Like the director's brilliant debut Amoros Perros, 21 Grams is centered on a car accident that greatly affects the principal characters. Naomi Watts is the recovered addict whose stabilized life is upset by the loss of her family in the tragedy; Benicio Del Toro is the accidental killer whose own shoulders are now burdened with a questioning of his faith; and Sean Penn plays a math professor who receives a heart transplant from Watts' late husband — with some heavy guilt attached.

While other nonlinear films are put together that way to better convey a character's POV (Memento) or the film's story arcs (Pulp Fiction), 21 Grams is told in the method that most deeply hits the audience emotionally. It is exhausting and pretty depressing to watch, but the film's originality and intelligence make for a profound cinematic experience.

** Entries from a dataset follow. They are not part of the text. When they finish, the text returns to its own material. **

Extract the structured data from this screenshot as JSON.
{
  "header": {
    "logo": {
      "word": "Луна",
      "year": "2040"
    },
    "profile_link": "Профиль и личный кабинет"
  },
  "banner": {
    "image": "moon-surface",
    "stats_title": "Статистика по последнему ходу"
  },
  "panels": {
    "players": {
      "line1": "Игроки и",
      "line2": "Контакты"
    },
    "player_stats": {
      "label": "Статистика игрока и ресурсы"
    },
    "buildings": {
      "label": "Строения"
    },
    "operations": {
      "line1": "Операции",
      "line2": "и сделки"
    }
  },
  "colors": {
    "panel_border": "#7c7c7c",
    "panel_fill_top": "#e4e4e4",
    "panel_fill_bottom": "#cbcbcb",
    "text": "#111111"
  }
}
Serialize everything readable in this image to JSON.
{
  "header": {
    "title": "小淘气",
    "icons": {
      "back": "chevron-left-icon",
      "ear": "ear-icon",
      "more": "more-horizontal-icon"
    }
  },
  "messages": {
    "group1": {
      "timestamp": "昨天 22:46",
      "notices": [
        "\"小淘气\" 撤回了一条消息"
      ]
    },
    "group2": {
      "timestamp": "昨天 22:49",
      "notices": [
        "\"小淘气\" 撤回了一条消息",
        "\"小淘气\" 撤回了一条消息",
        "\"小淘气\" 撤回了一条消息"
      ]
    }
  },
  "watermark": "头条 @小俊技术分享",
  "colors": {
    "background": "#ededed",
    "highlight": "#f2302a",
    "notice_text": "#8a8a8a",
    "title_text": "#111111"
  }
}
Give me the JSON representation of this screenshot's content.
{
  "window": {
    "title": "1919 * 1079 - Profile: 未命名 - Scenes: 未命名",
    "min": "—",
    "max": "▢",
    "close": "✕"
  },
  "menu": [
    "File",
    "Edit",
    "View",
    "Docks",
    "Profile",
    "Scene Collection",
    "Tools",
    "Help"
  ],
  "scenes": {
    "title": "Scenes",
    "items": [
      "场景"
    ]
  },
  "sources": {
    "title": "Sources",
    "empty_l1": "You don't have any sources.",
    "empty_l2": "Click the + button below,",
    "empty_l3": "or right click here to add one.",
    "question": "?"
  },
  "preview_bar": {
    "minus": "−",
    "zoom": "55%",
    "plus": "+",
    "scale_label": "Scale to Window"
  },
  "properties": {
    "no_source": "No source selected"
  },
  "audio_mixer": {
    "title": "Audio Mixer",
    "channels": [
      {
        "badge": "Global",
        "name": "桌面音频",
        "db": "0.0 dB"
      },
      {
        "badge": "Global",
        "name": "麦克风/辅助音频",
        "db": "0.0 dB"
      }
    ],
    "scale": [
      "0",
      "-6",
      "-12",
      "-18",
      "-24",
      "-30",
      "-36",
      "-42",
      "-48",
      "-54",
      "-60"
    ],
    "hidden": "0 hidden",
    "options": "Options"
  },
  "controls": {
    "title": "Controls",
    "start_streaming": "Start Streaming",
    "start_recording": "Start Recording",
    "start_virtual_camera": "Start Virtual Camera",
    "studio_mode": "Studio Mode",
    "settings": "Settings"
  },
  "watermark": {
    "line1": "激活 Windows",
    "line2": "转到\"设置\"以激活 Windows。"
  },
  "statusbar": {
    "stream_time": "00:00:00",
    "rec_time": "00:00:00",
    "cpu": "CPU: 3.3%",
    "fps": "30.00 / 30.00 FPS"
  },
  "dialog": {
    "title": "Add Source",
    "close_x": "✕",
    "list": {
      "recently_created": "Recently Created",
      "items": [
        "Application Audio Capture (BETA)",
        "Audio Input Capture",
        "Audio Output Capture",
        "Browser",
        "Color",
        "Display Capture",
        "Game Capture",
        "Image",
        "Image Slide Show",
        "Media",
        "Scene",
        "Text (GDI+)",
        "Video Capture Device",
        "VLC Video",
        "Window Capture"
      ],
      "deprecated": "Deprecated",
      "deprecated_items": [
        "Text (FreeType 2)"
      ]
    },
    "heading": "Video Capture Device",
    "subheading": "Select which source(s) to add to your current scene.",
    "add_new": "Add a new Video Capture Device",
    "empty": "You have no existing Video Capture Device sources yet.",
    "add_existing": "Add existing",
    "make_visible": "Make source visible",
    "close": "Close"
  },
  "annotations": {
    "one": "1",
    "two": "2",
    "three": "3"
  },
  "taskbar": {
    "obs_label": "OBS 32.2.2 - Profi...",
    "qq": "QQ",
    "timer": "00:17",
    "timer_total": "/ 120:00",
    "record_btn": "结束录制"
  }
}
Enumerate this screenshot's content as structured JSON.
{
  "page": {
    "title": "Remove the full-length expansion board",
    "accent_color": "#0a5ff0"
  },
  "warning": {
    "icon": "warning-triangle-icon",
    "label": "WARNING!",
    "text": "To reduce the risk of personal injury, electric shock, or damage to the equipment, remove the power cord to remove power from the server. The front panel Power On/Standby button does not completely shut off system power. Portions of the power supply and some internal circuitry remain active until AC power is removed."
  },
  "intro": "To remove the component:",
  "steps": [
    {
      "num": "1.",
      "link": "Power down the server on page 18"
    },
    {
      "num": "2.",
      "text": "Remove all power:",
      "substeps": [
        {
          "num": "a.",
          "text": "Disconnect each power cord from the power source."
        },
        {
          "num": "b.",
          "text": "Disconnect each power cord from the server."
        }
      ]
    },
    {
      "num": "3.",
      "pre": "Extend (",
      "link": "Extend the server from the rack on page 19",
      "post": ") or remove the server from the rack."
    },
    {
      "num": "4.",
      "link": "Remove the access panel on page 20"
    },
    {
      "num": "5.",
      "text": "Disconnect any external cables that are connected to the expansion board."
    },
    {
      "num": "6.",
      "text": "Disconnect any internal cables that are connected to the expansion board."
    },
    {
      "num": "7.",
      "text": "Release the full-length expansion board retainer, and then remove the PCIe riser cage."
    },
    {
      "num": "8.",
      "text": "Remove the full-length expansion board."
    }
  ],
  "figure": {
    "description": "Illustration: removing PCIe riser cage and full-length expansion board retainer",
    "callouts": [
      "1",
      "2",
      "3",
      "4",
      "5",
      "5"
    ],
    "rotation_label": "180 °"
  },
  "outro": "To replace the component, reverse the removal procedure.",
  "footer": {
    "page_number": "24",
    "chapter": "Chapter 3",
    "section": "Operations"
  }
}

Iñárritu creates a puzzle organized by the parallel stages of grief, loss, and love in the three main characters. Watts moves roughly and with utter heartbreak from domesticated wife to a vengeful addict hell-bent on destruction; her character couples with Penn's in a relationship based solely on revenge. Del Toro's odd physique helps him affect an intimidating figure, though his face shows his inner torments. All three actors have turned in some of the finest performances of the year.

Some films are told in innovative ways for the sake of Cool, or for the sake of tech-advancement showiness. 21 Grams is told to better focus on its main theme: the bewildering, emotional power of tragedy.